• [Source material]
· · ·

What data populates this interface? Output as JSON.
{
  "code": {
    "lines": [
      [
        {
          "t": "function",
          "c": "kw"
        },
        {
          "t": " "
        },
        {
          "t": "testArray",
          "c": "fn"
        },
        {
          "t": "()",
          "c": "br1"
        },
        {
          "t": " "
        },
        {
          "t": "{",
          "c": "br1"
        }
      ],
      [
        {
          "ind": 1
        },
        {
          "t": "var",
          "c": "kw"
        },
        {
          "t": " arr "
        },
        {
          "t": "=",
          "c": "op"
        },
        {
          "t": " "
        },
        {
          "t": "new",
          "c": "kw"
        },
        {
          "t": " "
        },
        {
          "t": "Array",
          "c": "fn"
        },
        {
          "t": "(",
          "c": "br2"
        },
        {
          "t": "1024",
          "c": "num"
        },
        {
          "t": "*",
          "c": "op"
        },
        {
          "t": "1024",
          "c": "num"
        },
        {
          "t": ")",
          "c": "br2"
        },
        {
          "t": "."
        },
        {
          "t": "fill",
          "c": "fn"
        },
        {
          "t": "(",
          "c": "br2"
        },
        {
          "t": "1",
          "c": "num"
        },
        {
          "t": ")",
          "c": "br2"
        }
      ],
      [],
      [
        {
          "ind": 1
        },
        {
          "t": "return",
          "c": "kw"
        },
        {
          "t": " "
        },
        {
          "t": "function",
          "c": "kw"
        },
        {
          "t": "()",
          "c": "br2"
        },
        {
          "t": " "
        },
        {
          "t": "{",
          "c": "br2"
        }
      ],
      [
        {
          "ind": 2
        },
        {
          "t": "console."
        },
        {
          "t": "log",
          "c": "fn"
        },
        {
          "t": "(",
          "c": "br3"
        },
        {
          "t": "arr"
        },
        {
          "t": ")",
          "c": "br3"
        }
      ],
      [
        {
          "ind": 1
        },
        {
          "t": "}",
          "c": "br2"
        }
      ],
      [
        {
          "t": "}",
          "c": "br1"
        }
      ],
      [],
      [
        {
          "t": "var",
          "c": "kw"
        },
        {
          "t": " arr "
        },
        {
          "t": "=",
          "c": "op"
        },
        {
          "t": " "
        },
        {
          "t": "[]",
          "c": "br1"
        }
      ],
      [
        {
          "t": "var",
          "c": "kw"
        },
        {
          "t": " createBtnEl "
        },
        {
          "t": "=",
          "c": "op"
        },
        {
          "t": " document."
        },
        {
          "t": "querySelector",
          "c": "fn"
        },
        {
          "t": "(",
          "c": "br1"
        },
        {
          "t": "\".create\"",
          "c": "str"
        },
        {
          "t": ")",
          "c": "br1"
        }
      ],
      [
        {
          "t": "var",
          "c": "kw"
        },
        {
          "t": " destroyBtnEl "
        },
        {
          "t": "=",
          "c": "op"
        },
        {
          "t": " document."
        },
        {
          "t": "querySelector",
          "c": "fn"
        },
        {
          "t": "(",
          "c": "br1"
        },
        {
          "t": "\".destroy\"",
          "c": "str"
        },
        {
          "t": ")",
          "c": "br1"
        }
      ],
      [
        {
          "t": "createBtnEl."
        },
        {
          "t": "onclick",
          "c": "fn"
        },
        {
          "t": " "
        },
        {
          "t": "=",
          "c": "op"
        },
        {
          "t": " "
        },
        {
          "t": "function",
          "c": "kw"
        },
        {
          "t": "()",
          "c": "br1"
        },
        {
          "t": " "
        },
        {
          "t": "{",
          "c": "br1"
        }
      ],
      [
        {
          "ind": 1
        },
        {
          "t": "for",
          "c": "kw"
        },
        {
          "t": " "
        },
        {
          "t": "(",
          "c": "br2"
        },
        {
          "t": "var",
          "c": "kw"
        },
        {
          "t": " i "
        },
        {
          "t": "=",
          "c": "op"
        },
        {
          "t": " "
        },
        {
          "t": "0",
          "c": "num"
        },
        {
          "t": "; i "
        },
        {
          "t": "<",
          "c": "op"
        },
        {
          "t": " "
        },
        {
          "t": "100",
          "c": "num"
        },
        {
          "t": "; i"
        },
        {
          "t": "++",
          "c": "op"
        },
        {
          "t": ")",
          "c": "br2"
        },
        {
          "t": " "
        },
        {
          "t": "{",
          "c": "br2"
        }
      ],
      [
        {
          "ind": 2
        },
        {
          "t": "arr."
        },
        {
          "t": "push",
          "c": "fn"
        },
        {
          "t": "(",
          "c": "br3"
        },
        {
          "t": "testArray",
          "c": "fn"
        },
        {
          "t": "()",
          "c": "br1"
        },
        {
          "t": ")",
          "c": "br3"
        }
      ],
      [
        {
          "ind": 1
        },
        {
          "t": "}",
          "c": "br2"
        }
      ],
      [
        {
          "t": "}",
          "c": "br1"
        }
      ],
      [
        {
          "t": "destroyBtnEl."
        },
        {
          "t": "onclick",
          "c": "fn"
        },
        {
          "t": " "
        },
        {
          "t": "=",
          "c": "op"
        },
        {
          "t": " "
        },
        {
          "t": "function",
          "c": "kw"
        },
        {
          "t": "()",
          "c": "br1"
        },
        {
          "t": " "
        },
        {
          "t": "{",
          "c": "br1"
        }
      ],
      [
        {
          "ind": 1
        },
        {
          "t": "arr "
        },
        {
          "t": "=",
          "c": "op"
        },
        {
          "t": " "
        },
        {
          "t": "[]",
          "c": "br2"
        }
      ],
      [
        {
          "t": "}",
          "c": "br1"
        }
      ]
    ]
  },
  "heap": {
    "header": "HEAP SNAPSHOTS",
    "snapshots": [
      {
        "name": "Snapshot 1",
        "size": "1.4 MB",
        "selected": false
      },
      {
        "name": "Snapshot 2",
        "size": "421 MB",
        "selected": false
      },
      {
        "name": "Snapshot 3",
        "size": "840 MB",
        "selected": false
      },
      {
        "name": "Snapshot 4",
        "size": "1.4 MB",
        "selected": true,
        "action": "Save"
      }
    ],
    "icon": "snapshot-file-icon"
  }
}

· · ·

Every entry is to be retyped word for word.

• [Exercise solution]
What data populates this interface? Output as JSON.
{
  "code": {
    "lines": [
      [
        {
          "t": "function",
          "c": "kw"
        },
        {
          "t": " "
        },
        {
          "t": "testArray",
          "c": "fn"
        },
        {
          "t": "()",
          "c": "br1"
        },
        {
          "t": " "
        },
        {
          "t": "{",
          "c": "br1"
        }
      ],
      [
        {
          "ind": 1
        },
        {
          "t": "var",
          "c": "kw"
        },
        {
          "t": " arr "
        },
        {
          "t": "=",
          "c": "op"
        },
        {
          "t": " "
        },
        {
          "t": "new",
          "c": "kw"
        },
        {
          "t": " "
        },
        {
          "t": "Array",
          "c": "fn"
        },
        {
          "t": "(",
          "c": "br2"
        },
        {
          "t": "1024",
          "c": "num"
        },
        {
          "t": "*",
          "c": "op"
        },
        {
          "t": "1024",
          "c": "num"
        },
        {
          "t": ")",
          "c": "br2"
        },
        {
          "t": "."
        },
        {
          "t": "fill",
          "c": "fn"
        },
        {
          "t": "(",
          "c": "br2"
        },
        {
          "t": "1",
          "c": "num"
        },
        {
          "t": ")",
          "c": "br2"
        }
      ],
      [],
      [
        {
          "ind": 1
        },
        {
          "t": "return",
          "c": "kw"
        },
        {
          "t": " "
        },
        {
          "t": "function",
          "c": "kw"
        },
        {
          "t": "()",
          "c": "br2"
        },
        {
          "t": " "
        },
        {
          "t": "{",
          "c": "br2"
        }
      ],
      [
        {
          "ind": 2
        },
        {
          "t": "console."
        },
        {
          "t": "log",
          "c": "fn"
        },
        {
          "t": "(",
          "c": "br3"
        },
        {
          "t": "arr"
        },
        {
          "t": ")",
          "c": "br3"
        }
      ],
      [
        {
          "ind": 1
        },
        {
          "t": "}",
          "c": "br2"
        }
      ],
      [
        {
          "t": "}",
          "c": "br1"
        }
      ],
      [],
      [
        {
          "t": "var",
          "c": "kw"
        },
        {
          "t": " arr "
        },
        {
          "t": "=",
          "c": "op"
        },
        {
          "t": " "
        },
        {
          "t": "[]",
          "c": "br1"
        }
      ],
      [
        {
          "t": "var",
          "c": "kw"
        },
        {
          "t": " createBtnEl "
        },
        {
          "t": "=",
          "c": "op"
        },
        {
          "t": " document."
        },
        {
          "t": "querySelector",
          "c": "fn"
        },
        {
          "t": "(",
          "c": "br1"
        },
        {
          "t": "\".create\"",
          "c": "str"
        },
        {
          "t": ")",
          "c": "br1"
        }
      ],
      [
        {
          "t": "var",
          "c": "kw"
        },
        {
          "t": " destroyBtnEl "
        },
        {
          "t": "=",
          "c": "op"
        },
        {
          "t": " document."
        },
        {
          "t": "querySelector",
          "c": "fn"
        },
        {
          "t": "(",
          "c": "br1"
        },
        {
          "t": "\".destroy\"",
          "c": "str"
        },
        {
          "t": ")",
          "c": "br1"
        }
      ],
      [
        {
          "t": "createBtnEl."
        },
        {
          "t": "onclick",
          "c": "fn"
        },
        {
          "t": " "
        },
        {
          "t": "=",
          "c": "op"
        },
        {
          "t": " "
        },
        {
          "t": "function",
          "c": "kw"
        },
        {
          "t": "()",
          "c": "br1"
        },
        {
          "t": " "
        },
        {
          "t": "{",
          "c": "br1"
        }
      ],
      [
        {
          "ind": 1
        },
        {
          "t": "for",
          "c": "kw"
        },
        {
          "t": " "
        },
        {
          "t": "(",
          "c": "br2"
        },
        {
          "t": "var",
          "c": "kw"
        },
        {
          "t": " i "
        },
        {
          "t": "=",
          "c": "op"
        },
        {
          "t": " "
        },
        {
          "t": "0",
          "c": "num"
        },
        {
          "t": "; i "
        },
        {
          "t": "<",
          "c": "op"
        },
        {
          "t": " "
        },
        {
          "t": "100",
          "c": "num"
        },
        {
          "t": "; i"
        },
        {
          "t": "++",
          "c": "op"
        },
        {
          "t": ")",
          "c": "br2"
        },
        {
          "t": " "
        },
        {
          "t": "{",
          "c": "br2"
        }
      ],
      [
        {
          "ind": 2
        },
        {
          "t": "arr."
        },
        {
          "t": "push",
          "c": "fn"
        },
        {
          "t": "(",
          "c": "br3"
        },
        {
          "t": "testArray",
          "c": "fn"
        },
        {
          "t": "()",
          "c": "br1"
        },
        {
          "t": ")",
          "c": "br3"
        }
      ],
      [
        {
          "ind": 1
        },
        {
          "t": "}",
          "c": "br2"
        }
      ],
      [
        {
          "t": "}",
          "c": "br1"
        }
      ],
      [
        {
          "t": "destroyBtnEl."
        },
        {
          "t": "onclick",
          "c": "fn"
        },
        {
          "t": " "
        },
        {
          "t": "=",
          "c": "op"
        },
        {
          "t": " "
        },
        {
          "t": "function",
          "c": "kw"
        },
        {
          "t": "()",
          "c": "br1"
        },
        {
          "t": " "
        },
        {
          "t": "{",
          "c": "br1"
        }
      ],
      [
        {
          "ind": 1
        },
        {
          "t": "arr "
        },
        {
          "t": "=",
          "c": "op"
        },
        {
          "t": " "
        },
        {
          "t": "[]",
          "c": "br2"
        }
      ],
      [
        {
          "t": "}",
          "c": "br1"
        }
      ]
    ]
  },
  "heap": {
    "header": "HEAP SNAPSHOTS",
    "snapshots": [
      {
        "name": "Snapshot 1",
        "size": "1.4 MB",
        "selected": false
      },
      {
        "name": "Snapshot 2",
        "size": "421 MB",
        "selected": false
      },
      {
        "name": "Snapshot 3",
        "size": "840 MB",
        "selected": false
      },
      {
        "name": "Snapshot 4",
        "size": "1.4 MB",
        "selected": true,
        "action": "Save"
      }
    ],
    "icon": "snapshot-file-icon"
  }
}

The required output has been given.